  • (4/5)
    Ruminative verse in thought... Whitman is always a pleasure to read
  • (4/5)
    Leaves of grass my ass? More like leaves of ass my grass! What?
  • (5/5)
    very nice Penguin reissue of the 1855 edition, with an introduction by Harold Bloom
  • (4/5)
    I read this book after reading Paper towns by John Green. The main character is reading Leaves of grass in Green's novel, and i found his interpretations helpful. I was making my struggling way through Song of myself when the time came for me to leave for Europe. I took the book with me, and I am exceedingly glad that I did. I read it frequently, and the picturesque scenery combined with Whitman's poetry had a large effect on me. It's a good read, and there are many passages i loved deeply. My copy is a bit battered, I'm afraid, but only in the way of a well loved book, with underlinings and marks throughout. I would recomend this book to anyone, especially if they're planning to travel.
  • (5/5)

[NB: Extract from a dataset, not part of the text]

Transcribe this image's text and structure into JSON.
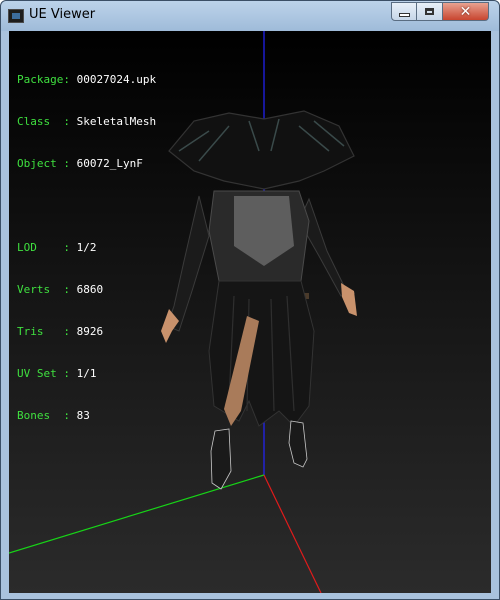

    If there was a single book I could have on a deserted island it would be "Leaves of Grass". It is beautiful, inspired writing. It's been analyzed by many so I'll spare you any grand statements or a lot of detail, but for a taste of the themes Whitman puts across:- All men are brothers. The book celebrates the common man, and embraces the man that society has cast out or looked down upon.- Delight and oneness with nature. Delight in the small things in nature.- Spirituality achieved not by subjugating the senses or pleasures but by embracing them, and living life to the fullest.- The belief in the innate power, spirituality, and goodness of man. All of this is done in a very natural, unpretentious way ... I believe Whitman was truly inspired when he initially wrote this book, and was not regurgitating someone else's philosophy or metaphysics. There are so many wonderful passages and quotes, maybe someday I'll include some here but for now I'll just say I highly, highly recommend this book. Read it outside, under a tree.